Watching my son draw a team of dragon dancers one morning got me thinking that holiday-themed coloring sheets could be a winner. A brief period of computer magic later, his response when I handed him a stack of stenciled printouts — “these are awesome!” — seemed to confirm my instinct.
Since then, he’s been coloring all the essentials like lion dancers and red envelopes, as well as plenty of food, of course — dumplings, mooncakes, and longevity noodles.
Click on the thumbnails below to download a full set of Chinese holiday coloring sheets to share with your family. The sheets complement major festivals like Chinese New Year and the Mid-Autumn Festival, but can be fun art projects anytime during the year.
If you’d like to go a step further, you can even help your child work with a palette of Chinese colors. Using photos from our Pinterest board of Chinese interiors, I’ve matched colors from the Chinese Five Elements to their Crayola counterparts.
Have fun with these illustrations! Besides being a great activity, coloring is a fascinating way to learn what kids have absorbed from the holiday season.
Each sheet includes a stenciled illustration for coloring, plus a short description explaining the importance of what’s pictured.
Dragons are a powerful symbol of imperial China believed to bring good luck to the country’s people. During Chinese New Year, it’s thought that the longer the dragon, the more luck will be brought to the community. Download the Coloring Sheet »
The red envelope custom is all about the reciprocity of giving and receiving. It’s a gesture of goodwill, expressed through the exchange of red envelopes, that builds relationships among family and friends. Download the Coloring Sheet »
The Lantern Festival dates back some 2,000 years when, by imperial decree, temples, homes and palaces across China adopted the practice of hanging brightly-lit lanterns on the night of the first full moon of the year. Download the Coloring Sheet »
Dumplings are thought to resemble the gold ingots used as currency in ancient China. Sitting around the kitchen table making dumplings is a common way to pass the hours before midnight on New Year’s Eve. Download the Coloring Sheet »
To spot the lion dance, watch for a team of two dancers who mimic the animal’s various movements from inside an ornate lion costume. During Chinese New Year, you may notice the sounds of drums and firecrackers as lion dancers “pluck the greens” to bring good fortune to local shops. Download the Coloring Sheet »
Dragon Boat Racing
The Chinese have raced dragon boats for centuries, as an appeal to the water gods during the sweltering summer months. Dragon boat races harkening back to the villagers who paddled out into the Miluo River in search of Qu Yuan are the centerpiece of a Dragon Boat Festival celebration. Download the Coloring Sheet »

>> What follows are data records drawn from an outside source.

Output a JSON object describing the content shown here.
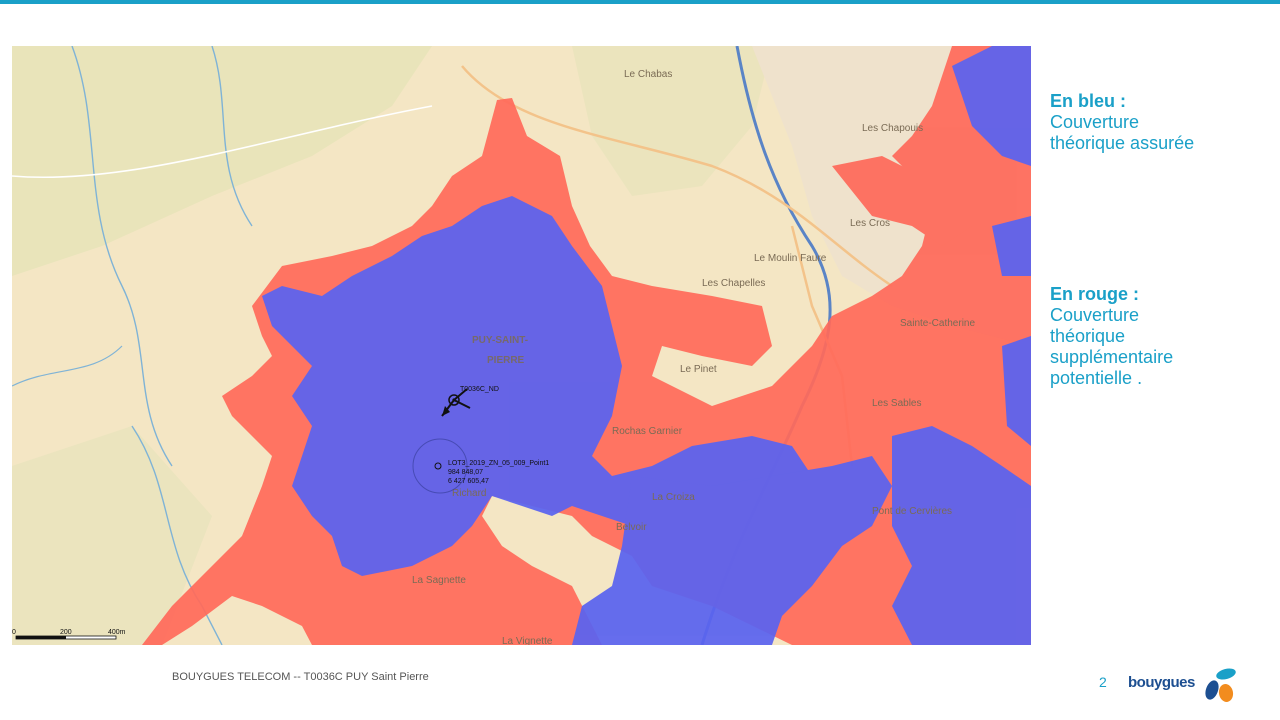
{
  "legend": {
    "blue_title": "En bleu :",
    "blue_lines": [
      "Couverture",
      "théorique assurée"
    ],
    "red_title": "En rouge :",
    "red_lines": [
      "Couverture",
      "théorique",
      "supplémentaire",
      "potentielle ."
    ]
  },
  "footer": {
    "text": "BOUYGUES TELECOM   -- T0036C PUY Saint Pierre",
    "page": "2",
    "logo": "bouygues"
  },
  "map": {
    "places": [
      "Le Chabas",
      "Les Chapouis",
      "Les Cros",
      "Le Moulin Faure",
      "Les Chapelles",
      "Sainte-Catherine",
      "Le Pinet",
      "Rochas Garnier",
      "La Croiza",
      "Belvoir",
      "La Sagnette",
      "La Vignette",
      "Pont de Cervières",
      "Richard",
      "Les Sables"
    ],
    "town_label": [
      "PUY-SAINT-",
      "PIERRE"
    ],
    "site_label": "T0036C_ND",
    "point_lines": [
      "LOT3_2019_ZN_05_009_Point1",
      "984 848,07",
      "6 427 605,47"
    ],
    "scale_labels": [
      "0",
      "200",
      "400m"
    ],
    "colors": {
      "blue_coverage": "#5a63f0",
      "red_coverage": "#ff6a5a",
      "base": "#f4e6c4",
      "accent": "#1aa0c8"
    }
  }
}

Longevity noodles are a must for any Chinese holiday reunion meal. Eating long, unbroken wheat noodles is thought to bestow the virtues of longevity and strength throughout a person’s life. Download the Coloring Sheet »
You’ll see mooncakes in every Chinatown bakery during the days leading up to the Mid-Autumn Festival. These sweet, rich treats are commonly shared among friends and family with hot tea. Download the Coloring Sheet »
Your turn! What coloring sheets would you add to this holiday collection? I’d love to hear from you in the comments section below!